Many areas of specialism are undoubtedly complicated. That is why they become specialised! Regrettably, with some areas (like pensions or financial services) the government and its agencies cannot leave things alone and change them every few minutes. It is therefore not easy to combine a specialism with doing other things. However, while my firm’s pension lawyers specialise in pension schemes solely, many do other work such as share schemes or combine it with wider things such as corporate tax.

Such a combination can become a speciality in itself. An obvious one is pensions on divorce, advising people which option to choose including seeking a lump sum, earmarking, or pension splitting – or indeed which to choose to be the victim of. That will need a lot of care and knowledge, and also financial and investment understanding and knowledge.

Pensions can also be combined with employment law. In any specialism which impacts on the world of commerce and industry, transactional work can be a useful crossover into the specialism.

It is important to be organised with documents and styles. Pensions documentation tends to be very complex, and in the case of trust deeds and rules can be very long. Building up a bank of styles in order to produce something quickly and economically for a client is a huge investment if you do not have a great deal of business.

Even conveyancing can become a pensions-related specialism. Small self-administered schemes and self-invested personal pension schemes can be used to purchase property (subject to limitations) and let it as an investment. Because of the complexity of pensions law it is not something which should be lightly taken on by a conveyancer. However it can be useful to combine pensions and conveyancing expertise to provide this service to the client.

Reward for the job

It is fairly readily accepted that a specialism should be rewarded more highly than general practice.

Like other areas of law, fees can be undertaken on a number of bases. Sometimes the work is of a very general nature without clear limit on the instructions, in which case an hourly rates basis is usually best. Hourly rates for pensions work for a partner tend to be higher than other types of work and may vary between about £225-275, and probably nearer the upper end. Other levels of specialist fee earner can be based on such a benchmark.

Some clients who have regular dealings might seek a retainer of so much per annum or per quarter, basic, with other jobs charged in addition. It is becoming more common to expect some jobs such as a documentation to be done on a fixed fee. Where doing reference work for other professionals, it is often expected that there will be a fixed fee for given types of work so that those can be readily be quoted to the client.

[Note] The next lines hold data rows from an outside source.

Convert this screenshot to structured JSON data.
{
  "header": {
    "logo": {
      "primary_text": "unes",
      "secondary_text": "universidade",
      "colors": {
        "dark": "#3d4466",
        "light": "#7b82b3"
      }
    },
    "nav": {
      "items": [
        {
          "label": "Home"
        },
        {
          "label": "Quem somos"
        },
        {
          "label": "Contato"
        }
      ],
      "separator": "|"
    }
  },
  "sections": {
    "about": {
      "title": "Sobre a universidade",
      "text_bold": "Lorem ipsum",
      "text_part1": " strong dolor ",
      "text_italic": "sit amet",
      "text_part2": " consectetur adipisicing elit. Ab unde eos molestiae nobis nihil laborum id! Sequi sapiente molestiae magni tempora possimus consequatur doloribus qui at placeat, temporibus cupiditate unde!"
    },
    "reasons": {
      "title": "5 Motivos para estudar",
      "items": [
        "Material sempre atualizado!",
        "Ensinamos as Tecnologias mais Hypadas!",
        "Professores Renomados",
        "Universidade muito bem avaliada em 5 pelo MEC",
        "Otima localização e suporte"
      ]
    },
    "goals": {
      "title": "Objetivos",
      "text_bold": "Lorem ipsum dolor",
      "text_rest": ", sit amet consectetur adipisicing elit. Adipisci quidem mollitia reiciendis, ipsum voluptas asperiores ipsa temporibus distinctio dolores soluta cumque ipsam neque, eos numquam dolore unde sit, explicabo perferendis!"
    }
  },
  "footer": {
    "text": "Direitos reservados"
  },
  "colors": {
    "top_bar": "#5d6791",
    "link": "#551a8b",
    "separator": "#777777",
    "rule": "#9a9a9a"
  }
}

All in all therefore it can be seen that a specialism is not lightly to be undertaken. It requires a great deal of background knowledge, a great deal of keeping up to date and perhaps a great deal of investment in styles. If you do that it can be rewarding.

If you do not want to, then subcontract to a specialist.

    Iain Talman is a partner in Biggart Baillie, Glasgow


RECOGNISED SPECIALISMS, AND HOW TO BECOME ACCREDITED

There are now around two dozen areas of specialist expertise, being agricultural law, charity law, child law, commercial leasing, construction law, crofting law, discrimination law, employment law, environmental law, family law, insolvency law, incapacity and mental disability law, intellectual property law, liquor licensing law, medical negligence law, medical negligence (defender only), mental health law, pensions law, personal injury law, planning law, professional negligence law, public procurement law and trust law.

The origin of this was to provide a panel of specialists (who are not allowed to call themselves experts!) who met prescribed criteria and who were prepared to accept references from other solicitors on a professional agency basis. They would be expected not to seek to poach the client. The criteria vary across the specialisms. They involve a period qualified, a period working within the specialism and a minimum of chargeable hours over a sustained period. Additional criteria may also apply, again depending on the specialism.

    The application form and guidance notes can be found on the Society’s website at www.lawscot.org.uk/Members_Information/rules_and_guidance/guides/Rules/special/special.aspx